Cal Fire Captain Jon Heggie says airdrops alone can't contain a fire. That requires bulldozers and hand crews, often made up of inmates, to get in along the outer edges of a fire in what's often described as the grunt work.
"If there's hot material, there's the opportunity for fire growth. So until we get all that hot material extinguished, that's when we feel comfortable calling it contained," he explained. “So we're going in there with hose lines and squirting water to ensure all those hotspots, 100 to 300 feet, are completely extinguished. Not only that — we've removed all the vegetation from the fire's edge all the way down to bare minimum soil, all the way down to four to five feet.”

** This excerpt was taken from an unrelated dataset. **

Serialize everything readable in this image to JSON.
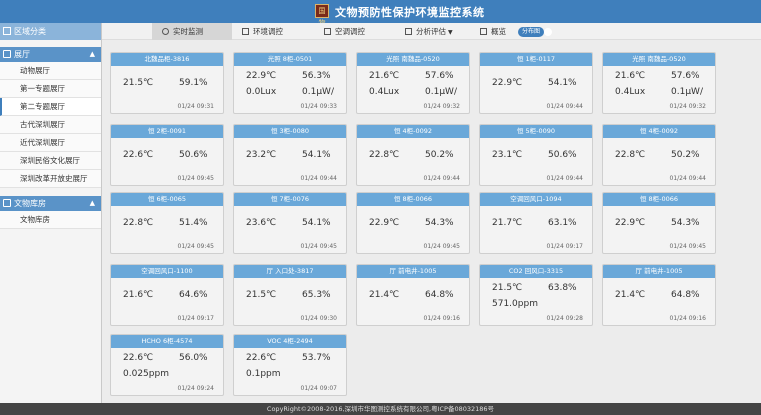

Only when hot spots near the fire's perimeter are out and fire lines are dug all the way around it, can a fire be 100 percent contained.
Cal Fire often uses lakes, rivers, and roads as part of their containment lines. In the case of the Lilac Fire Interstate 15 became one of their first containment lines.